# Data listing

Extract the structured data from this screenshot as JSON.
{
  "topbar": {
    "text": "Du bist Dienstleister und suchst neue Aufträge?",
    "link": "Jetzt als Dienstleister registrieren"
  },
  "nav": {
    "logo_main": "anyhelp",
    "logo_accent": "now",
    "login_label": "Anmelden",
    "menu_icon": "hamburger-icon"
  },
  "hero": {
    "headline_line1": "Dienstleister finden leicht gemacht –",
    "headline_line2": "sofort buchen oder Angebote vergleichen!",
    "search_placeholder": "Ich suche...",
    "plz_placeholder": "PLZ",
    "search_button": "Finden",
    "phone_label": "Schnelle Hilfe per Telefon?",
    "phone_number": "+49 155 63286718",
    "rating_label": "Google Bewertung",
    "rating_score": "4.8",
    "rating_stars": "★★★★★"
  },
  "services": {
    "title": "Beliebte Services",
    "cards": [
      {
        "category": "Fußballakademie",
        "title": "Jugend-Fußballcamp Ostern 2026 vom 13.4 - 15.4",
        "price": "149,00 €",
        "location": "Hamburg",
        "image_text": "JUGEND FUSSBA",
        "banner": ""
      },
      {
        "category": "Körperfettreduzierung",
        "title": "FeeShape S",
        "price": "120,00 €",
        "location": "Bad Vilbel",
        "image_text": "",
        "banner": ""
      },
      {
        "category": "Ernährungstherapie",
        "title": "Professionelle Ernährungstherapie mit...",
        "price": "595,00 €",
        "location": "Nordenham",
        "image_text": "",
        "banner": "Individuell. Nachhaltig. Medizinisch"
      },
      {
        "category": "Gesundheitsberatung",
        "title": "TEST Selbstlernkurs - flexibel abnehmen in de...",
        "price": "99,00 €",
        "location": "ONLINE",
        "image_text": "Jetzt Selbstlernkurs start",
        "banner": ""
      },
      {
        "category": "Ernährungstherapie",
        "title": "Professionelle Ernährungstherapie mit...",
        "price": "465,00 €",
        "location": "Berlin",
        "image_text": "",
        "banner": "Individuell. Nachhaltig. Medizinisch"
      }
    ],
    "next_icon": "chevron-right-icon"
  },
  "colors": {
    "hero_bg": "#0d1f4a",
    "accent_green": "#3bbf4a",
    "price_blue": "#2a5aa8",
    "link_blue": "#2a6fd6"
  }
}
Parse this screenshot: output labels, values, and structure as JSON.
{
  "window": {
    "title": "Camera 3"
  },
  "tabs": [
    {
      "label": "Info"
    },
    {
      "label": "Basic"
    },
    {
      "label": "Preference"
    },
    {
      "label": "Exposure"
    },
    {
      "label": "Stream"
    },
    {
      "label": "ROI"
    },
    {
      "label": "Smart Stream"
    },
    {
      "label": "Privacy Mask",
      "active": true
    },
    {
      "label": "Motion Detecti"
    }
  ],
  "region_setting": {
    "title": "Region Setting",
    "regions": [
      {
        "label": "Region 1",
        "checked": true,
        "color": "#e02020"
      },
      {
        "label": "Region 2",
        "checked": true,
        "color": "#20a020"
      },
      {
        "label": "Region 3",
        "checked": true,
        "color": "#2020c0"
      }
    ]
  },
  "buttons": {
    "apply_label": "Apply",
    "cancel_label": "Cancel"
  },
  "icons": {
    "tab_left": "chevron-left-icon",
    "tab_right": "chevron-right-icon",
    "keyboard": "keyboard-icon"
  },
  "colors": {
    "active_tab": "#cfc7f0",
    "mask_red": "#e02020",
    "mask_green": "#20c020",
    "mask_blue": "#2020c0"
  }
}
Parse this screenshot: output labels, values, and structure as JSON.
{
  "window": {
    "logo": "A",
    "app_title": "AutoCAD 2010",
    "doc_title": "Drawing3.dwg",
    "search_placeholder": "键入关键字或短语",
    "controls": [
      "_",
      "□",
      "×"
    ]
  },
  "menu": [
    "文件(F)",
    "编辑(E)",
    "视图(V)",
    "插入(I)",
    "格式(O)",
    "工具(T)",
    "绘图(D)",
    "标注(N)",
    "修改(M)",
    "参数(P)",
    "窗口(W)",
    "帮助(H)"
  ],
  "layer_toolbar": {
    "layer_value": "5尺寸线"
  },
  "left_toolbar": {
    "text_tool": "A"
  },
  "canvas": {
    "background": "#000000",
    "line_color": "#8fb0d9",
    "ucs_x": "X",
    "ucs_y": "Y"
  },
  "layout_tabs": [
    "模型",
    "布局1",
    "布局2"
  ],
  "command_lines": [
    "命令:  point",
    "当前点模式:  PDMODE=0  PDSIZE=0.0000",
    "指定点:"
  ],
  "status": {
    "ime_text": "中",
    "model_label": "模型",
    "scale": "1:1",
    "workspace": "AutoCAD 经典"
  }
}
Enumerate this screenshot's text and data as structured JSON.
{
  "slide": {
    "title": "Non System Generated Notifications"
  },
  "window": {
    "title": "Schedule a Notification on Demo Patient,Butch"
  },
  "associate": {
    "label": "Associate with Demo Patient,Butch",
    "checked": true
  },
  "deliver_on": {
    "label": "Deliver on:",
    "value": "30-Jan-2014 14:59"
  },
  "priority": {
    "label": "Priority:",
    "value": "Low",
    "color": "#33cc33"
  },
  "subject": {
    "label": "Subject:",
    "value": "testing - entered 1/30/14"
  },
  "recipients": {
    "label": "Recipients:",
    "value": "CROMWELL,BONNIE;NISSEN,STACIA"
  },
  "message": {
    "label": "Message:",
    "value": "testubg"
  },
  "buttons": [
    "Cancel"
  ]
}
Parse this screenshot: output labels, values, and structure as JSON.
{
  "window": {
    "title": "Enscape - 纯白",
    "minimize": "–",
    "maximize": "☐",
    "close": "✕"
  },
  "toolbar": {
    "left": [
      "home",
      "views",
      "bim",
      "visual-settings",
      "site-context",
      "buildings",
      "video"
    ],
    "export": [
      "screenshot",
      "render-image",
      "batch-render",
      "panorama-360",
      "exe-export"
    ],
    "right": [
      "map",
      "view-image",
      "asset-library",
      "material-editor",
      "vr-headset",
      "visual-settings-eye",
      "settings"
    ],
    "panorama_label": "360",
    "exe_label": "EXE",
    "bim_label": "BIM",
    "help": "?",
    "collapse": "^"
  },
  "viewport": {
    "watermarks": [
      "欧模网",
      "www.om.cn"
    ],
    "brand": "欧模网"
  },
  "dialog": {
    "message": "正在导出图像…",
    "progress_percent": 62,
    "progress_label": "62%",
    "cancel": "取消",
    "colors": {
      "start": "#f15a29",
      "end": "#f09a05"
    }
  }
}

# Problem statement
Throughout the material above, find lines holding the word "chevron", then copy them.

# Exercise answer
    "next_icon": "chevron-right-icon"
    "tab_left": "chevron-left-icon",
    "tab_right": "chevron-right-icon",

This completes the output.